### REQUIRED WORK
What you print must match the data line for line.

##### EXERCISE DATA #####

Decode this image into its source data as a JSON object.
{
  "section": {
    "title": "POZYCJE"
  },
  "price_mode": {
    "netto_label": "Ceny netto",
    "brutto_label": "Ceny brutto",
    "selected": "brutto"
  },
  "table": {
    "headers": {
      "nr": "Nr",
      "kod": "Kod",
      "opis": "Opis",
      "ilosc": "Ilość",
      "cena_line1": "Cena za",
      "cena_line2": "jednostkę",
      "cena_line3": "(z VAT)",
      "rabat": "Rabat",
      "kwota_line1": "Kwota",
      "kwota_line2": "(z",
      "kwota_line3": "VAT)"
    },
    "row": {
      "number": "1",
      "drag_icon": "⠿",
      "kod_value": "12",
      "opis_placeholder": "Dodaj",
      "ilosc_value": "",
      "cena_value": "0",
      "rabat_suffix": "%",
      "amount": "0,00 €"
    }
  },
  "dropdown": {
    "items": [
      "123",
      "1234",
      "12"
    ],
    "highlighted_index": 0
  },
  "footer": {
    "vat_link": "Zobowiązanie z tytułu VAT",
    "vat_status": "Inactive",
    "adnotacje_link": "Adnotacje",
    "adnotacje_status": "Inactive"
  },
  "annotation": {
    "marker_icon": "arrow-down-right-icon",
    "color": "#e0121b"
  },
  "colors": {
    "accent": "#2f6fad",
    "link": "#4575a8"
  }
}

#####

### ANSWER BOX
Decode this image into its source data as a JSON object.
{
  "section": {
    "title": "POZYCJE"
  },
  "price_mode": {
    "netto_label": "Ceny netto",
    "brutto_label": "Ceny brutto",
    "selected": "brutto"
  },
  "table": {
    "headers": {
      "nr": "Nr",
      "kod": "Kod",
      "opis": "Opis",
      "ilosc": "Ilość",
      "cena_line1": "Cena za",
      "cena_line2": "jednostkę",
      "cena_line3": "(z VAT)",
      "rabat": "Rabat",
      "kwota_line1": "Kwota",
      "kwota_line2": "(z",
      "kwota_line3": "VAT)"
    },
    "row": {
      "number": "1",
      "drag_icon": "⠿",
      "kod_value": "12",
      "opis_placeholder": "Dodaj",
      "ilosc_value": "",
      "cena_value": "0",
      "rabat_suffix": "%",
      "amount": "0,00 €"
    }
  },
  "dropdown": {
    "items": [
      "123",
      "1234",
      "12"
    ],
    "highlighted_index": 0
  },
  "footer": {
    "vat_link": "Zobowiązanie z tytułu VAT",
    "vat_status": "Inactive",
    "adnotacje_link": "Adnotacje",
    "adnotacje_status": "Inactive"
  },
  "annotation": {
    "marker_icon": "arrow-down-right-icon",
    "color": "#e0121b"
  },
  "colors": {
    "accent": "#2f6fad",
    "link": "#4575a8"
  }
}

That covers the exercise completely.